President Vladimir Putin described the foreign spy service on Friday as one of Russia's key institutions and said the appointment of ex-Prime Minister Mikhail Fradkov as its head could only enhance its authority.
Putin, himself a former KGB spy, has put former colleagues in senior government posts. His critics say Russia is run by a hidden network of former and serving secret service operatives.
"Fradkov's appointment as the director of the SVR (foreign intelligence service) underscores the important place foreign intelligence plays in the system of Russia's state institutions," Putin said in televised remarks.
"The SVR is one of the most professional and effective special services, which should continue defending Russia from outside threats," he said as he presented Fradkov to his staff.
U.S. intelligence officials said earlier this year, that Russian spying in the United States had returned to Cold War levels. British intelligence has made similar statements.
Putin, due to step down next year, has done much to revive the security services as a privileged force. With the collapse of the Soviet Union, the old monolithic KGB had came under critical scrutiny and was split into domestic and overseas arms, their political influence pruned back.
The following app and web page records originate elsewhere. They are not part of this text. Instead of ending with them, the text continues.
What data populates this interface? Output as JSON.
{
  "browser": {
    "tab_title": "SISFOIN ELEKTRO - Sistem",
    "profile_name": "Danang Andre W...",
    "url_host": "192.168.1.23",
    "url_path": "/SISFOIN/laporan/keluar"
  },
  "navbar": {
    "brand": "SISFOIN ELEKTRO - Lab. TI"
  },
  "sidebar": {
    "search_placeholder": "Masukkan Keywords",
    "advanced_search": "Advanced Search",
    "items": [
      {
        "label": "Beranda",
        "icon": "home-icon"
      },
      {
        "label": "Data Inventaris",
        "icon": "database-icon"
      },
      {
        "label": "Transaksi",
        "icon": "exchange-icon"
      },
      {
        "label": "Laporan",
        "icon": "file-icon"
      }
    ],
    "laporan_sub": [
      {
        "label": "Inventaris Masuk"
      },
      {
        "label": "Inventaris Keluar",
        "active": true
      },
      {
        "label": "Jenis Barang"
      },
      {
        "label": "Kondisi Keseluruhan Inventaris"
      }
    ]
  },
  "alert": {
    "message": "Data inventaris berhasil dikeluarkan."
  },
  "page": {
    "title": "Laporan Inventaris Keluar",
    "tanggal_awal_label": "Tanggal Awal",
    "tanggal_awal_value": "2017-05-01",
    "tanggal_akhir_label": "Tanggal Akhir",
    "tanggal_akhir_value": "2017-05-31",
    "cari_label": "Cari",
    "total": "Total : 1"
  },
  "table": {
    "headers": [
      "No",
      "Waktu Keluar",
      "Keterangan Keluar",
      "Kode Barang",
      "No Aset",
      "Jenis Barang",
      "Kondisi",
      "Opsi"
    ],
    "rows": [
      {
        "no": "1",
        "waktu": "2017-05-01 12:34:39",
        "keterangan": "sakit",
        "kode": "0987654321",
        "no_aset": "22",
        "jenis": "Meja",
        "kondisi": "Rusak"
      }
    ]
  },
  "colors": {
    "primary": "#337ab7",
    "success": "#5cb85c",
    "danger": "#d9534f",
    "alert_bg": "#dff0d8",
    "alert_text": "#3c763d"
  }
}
Under Putin, things have changed for the "Warriors of the Unseen Front". Ex-KGB officers personally loyal to him have occupied many important government positions. Former KGB spy First Deputy Prime Minister Sergei Ivanov is widely seen as a possible successor to Putin. ( Reuters )